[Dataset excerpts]
════════

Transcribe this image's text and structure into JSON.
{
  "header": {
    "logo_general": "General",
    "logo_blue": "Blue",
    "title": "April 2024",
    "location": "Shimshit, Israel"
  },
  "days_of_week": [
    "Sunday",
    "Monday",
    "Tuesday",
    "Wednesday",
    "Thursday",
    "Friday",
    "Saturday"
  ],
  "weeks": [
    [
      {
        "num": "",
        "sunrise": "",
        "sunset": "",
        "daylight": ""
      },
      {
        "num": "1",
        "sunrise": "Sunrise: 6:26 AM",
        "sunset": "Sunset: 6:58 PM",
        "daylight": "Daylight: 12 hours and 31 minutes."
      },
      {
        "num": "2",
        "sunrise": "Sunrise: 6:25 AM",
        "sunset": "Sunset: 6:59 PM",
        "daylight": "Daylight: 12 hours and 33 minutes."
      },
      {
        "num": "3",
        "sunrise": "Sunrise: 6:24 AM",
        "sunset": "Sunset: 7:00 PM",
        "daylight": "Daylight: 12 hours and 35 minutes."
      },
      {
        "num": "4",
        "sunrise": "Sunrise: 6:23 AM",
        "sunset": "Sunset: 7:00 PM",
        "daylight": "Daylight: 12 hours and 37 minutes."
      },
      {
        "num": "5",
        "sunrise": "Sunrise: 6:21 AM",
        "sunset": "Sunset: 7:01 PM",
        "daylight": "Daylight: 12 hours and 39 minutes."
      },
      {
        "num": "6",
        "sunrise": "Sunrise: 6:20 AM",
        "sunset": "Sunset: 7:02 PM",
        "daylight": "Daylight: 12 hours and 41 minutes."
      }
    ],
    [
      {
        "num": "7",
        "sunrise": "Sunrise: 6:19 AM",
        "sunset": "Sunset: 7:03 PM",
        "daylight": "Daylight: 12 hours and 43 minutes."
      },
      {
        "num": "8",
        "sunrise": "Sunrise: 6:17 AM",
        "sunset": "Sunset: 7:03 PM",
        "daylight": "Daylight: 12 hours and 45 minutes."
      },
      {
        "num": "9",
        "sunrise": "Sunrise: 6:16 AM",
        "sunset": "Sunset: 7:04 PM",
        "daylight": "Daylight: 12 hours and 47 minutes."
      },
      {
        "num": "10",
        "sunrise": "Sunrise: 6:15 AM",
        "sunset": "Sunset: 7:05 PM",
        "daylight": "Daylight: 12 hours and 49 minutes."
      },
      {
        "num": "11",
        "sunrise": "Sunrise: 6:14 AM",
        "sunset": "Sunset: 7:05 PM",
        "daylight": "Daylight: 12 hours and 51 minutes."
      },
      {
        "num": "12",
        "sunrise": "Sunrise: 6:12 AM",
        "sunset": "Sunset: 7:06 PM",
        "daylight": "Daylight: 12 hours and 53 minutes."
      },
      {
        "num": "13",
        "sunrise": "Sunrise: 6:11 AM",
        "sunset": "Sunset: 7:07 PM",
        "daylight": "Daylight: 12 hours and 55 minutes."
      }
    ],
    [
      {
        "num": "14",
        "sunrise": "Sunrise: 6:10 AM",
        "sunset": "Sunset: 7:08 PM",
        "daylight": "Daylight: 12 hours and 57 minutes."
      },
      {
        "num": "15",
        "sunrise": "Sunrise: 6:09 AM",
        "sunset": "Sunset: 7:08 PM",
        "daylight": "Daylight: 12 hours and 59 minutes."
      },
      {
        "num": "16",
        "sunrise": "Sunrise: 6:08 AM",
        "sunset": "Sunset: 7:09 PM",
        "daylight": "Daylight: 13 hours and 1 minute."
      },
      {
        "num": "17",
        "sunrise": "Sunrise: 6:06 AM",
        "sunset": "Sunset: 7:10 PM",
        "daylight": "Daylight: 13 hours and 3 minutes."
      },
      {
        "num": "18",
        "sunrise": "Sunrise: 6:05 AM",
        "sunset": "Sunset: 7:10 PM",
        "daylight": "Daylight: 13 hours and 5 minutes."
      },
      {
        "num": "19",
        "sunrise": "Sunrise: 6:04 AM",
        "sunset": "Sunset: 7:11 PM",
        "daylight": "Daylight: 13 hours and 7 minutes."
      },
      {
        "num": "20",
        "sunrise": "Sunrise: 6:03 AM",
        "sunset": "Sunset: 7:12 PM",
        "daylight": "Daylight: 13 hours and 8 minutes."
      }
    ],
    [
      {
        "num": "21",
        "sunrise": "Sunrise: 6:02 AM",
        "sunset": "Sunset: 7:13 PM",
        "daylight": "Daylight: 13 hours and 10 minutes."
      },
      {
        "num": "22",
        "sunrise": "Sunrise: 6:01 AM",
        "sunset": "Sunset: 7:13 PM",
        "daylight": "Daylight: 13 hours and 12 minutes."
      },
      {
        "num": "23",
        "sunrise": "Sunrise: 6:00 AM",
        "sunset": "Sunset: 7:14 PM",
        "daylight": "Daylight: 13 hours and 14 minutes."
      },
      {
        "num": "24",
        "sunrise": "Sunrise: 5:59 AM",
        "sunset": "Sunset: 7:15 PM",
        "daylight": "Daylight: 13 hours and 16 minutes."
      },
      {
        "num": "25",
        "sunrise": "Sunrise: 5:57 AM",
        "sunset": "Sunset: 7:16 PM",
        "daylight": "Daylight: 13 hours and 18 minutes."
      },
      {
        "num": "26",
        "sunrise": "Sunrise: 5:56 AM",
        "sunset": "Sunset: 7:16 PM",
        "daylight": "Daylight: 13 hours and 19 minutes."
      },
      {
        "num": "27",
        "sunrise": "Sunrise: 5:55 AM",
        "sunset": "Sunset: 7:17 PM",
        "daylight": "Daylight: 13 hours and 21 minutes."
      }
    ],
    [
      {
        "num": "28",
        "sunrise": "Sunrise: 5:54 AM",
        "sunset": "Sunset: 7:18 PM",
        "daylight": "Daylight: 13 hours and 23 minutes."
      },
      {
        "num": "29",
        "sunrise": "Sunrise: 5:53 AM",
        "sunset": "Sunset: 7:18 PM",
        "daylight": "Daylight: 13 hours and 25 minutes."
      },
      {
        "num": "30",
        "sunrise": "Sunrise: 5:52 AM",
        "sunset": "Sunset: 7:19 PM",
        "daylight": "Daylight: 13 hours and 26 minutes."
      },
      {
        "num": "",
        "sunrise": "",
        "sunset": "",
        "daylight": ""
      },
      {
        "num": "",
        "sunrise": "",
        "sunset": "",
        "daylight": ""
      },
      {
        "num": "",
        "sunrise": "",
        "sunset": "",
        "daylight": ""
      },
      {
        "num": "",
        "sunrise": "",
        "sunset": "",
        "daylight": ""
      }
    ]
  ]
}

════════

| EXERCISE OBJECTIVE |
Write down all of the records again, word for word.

| SOLUTION FOR THIS TASK |
Transcribe this image's text and structure into JSON.
{
  "header": {
    "logo_general": "General",
    "logo_blue": "Blue",
    "title": "April 2024",
    "location": "Shimshit, Israel"
  },
  "days_of_week": [
    "Sunday",
    "Monday",
    "Tuesday",
    "Wednesday",
    "Thursday",
    "Friday",
    "Saturday"
  ],
  "weeks": [
    [
      {
        "num": "",
        "sunrise": "",
        "sunset": "",
        "daylight": ""
      },
      {
        "num": "1",
        "sunrise": "Sunrise: 6:26 AM",
        "sunset": "Sunset: 6:58 PM",
        "daylight": "Daylight: 12 hours and 31 minutes."
      },
      {
        "num": "2",
        "sunrise": "Sunrise: 6:25 AM",
        "sunset": "Sunset: 6:59 PM",
        "daylight": "Daylight: 12 hours and 33 minutes."
      },
      {
        "num": "3",
        "sunrise": "Sunrise: 6:24 AM",
        "sunset": "Sunset: 7:00 PM",
        "daylight": "Daylight: 12 hours and 35 minutes."
      },
      {
        "num": "4",
        "sunrise": "Sunrise: 6:23 AM",
        "sunset": "Sunset: 7:00 PM",
        "daylight": "Daylight: 12 hours and 37 minutes."
      },
      {
        "num": "5",
        "sunrise": "Sunrise: 6:21 AM",
        "sunset": "Sunset: 7:01 PM",
        "daylight": "Daylight: 12 hours and 39 minutes."
      },
      {
        "num": "6",
        "sunrise": "Sunrise: 6:20 AM",
        "sunset": "Sunset: 7:02 PM",
        "daylight": "Daylight: 12 hours and 41 minutes."
      }
    ],
    [
      {
        "num": "7",
        "sunrise": "Sunrise: 6:19 AM",
        "sunset": "Sunset: 7:03 PM",
        "daylight": "Daylight: 12 hours and 43 minutes."
      },
      {
        "num": "8",
        "sunrise": "Sunrise: 6:17 AM",
        "sunset": "Sunset: 7:03 PM",
        "daylight": "Daylight: 12 hours and 45 minutes."
      },
      {
        "num": "9",
        "sunrise": "Sunrise: 6:16 AM",
        "sunset": "Sunset: 7:04 PM",
        "daylight": "Daylight: 12 hours and 47 minutes."
      },
      {
        "num": "10",
        "sunrise": "Sunrise: 6:15 AM",
        "sunset": "Sunset: 7:05 PM",
        "daylight": "Daylight: 12 hours and 49 minutes."
      },
      {
        "num": "11",
        "sunrise": "Sunrise: 6:14 AM",
        "sunset": "Sunset: 7:05 PM",
        "daylight": "Daylight: 12 hours and 51 minutes."
      },
      {
        "num": "12",
        "sunrise": "Sunrise: 6:12 AM",
        "sunset": "Sunset: 7:06 PM",
        "daylight": "Daylight: 12 hours and 53 minutes."
      },
      {
        "num": "13",
        "sunrise": "Sunrise: 6:11 AM",
        "sunset": "Sunset: 7:07 PM",
        "daylight": "Daylight: 12 hours and 55 minutes."
      }
    ],
    [
      {
        "num": "14",
        "sunrise": "Sunrise: 6:10 AM",
        "sunset": "Sunset: 7:08 PM",
        "daylight": "Daylight: 12 hours and 57 minutes."
      },
      {
        "num": "15",
        "sunrise": "Sunrise: 6:09 AM",
        "sunset": "Sunset: 7:08 PM",
        "daylight": "Daylight: 12 hours and 59 minutes."
      },
      {
        "num": "16",
        "sunrise": "Sunrise: 6:08 AM",
        "sunset": "Sunset: 7:09 PM",
        "daylight": "Daylight: 13 hours and 1 minute."
      },
      {
        "num": "17",
        "sunrise": "Sunrise: 6:06 AM",
        "sunset": "Sunset: 7:10 PM",
        "daylight": "Daylight: 13 hours and 3 minutes."
      },
      {
        "num": "18",
        "sunrise": "Sunrise: 6:05 AM",
        "sunset": "Sunset: 7:10 PM",
        "daylight": "Daylight: 13 hours and 5 minutes."
      },
      {
        "num": "19",
        "sunrise": "Sunrise: 6:04 AM",
        "sunset": "Sunset: 7:11 PM",
        "daylight": "Daylight: 13 hours and 7 minutes."
      },
      {
        "num": "20",
        "sunrise": "Sunrise: 6:03 AM",
        "sunset": "Sunset: 7:12 PM",
        "daylight": "Daylight: 13 hours and 8 minutes."
      }
    ],
    [
      {
        "num": "21",
        "sunrise": "Sunrise: 6:02 AM",
        "sunset": "Sunset: 7:13 PM",
        "daylight": "Daylight: 13 hours and 10 minutes."
      },
      {
        "num": "22",
        "sunrise": "Sunrise: 6:01 AM",
        "sunset": "Sunset: 7:13 PM",
        "daylight": "Daylight: 13 hours and 12 minutes."
      },
      {
        "num": "23",
        "sunrise": "Sunrise: 6:00 AM",
        "sunset": "Sunset: 7:14 PM",
        "daylight": "Daylight: 13 hours and 14 minutes."
      },
      {
        "num": "24",
        "sunrise": "Sunrise: 5:59 AM",
        "sunset": "Sunset: 7:15 PM",
        "daylight": "Daylight: 13 hours and 16 minutes."
      },
      {
        "num": "25",
        "sunrise": "Sunrise: 5:57 AM",
        "sunset": "Sunset: 7:16 PM",
        "daylight": "Daylight: 13 hours and 18 minutes."
      },
      {
        "num": "26",
        "sunrise": "Sunrise: 5:56 AM",
        "sunset": "Sunset: 7:16 PM",
        "daylight": "Daylight: 13 hours and 19 minutes."
      },
      {
        "num": "27",
        "sunrise": "Sunrise: 5:55 AM",
        "sunset": "Sunset: 7:17 PM",
        "daylight": "Daylight: 13 hours and 21 minutes."
      }
    ],
    [
      {
        "num": "28",
        "sunrise": "Sunrise: 5:54 AM",
        "sunset": "Sunset: 7:18 PM",
        "daylight": "Daylight: 13 hours and 23 minutes."
      },
      {
        "num": "29",
        "sunrise": "Sunrise: 5:53 AM",
        "sunset": "Sunset: 7:18 PM",
        "daylight": "Daylight: 13 hours and 25 minutes."
      },
      {
        "num": "30",
        "sunrise": "Sunrise: 5:52 AM",
        "sunset": "Sunset: 7:19 PM",
        "daylight": "Daylight: 13 hours and 26 minutes."
      },
      {
        "num": "",
        "sunrise": "",
        "sunset": "",
        "daylight": ""
      },
      {
        "num": "",
        "sunrise": "",
        "sunset": "",
        "daylight": ""
      },
      {
        "num": "",
        "sunrise": "",
        "sunset": "",
        "daylight": ""
      },
      {
        "num": "",
        "sunrise": "",
        "sunset": "",
        "daylight": ""
      }
    ]
  ]
}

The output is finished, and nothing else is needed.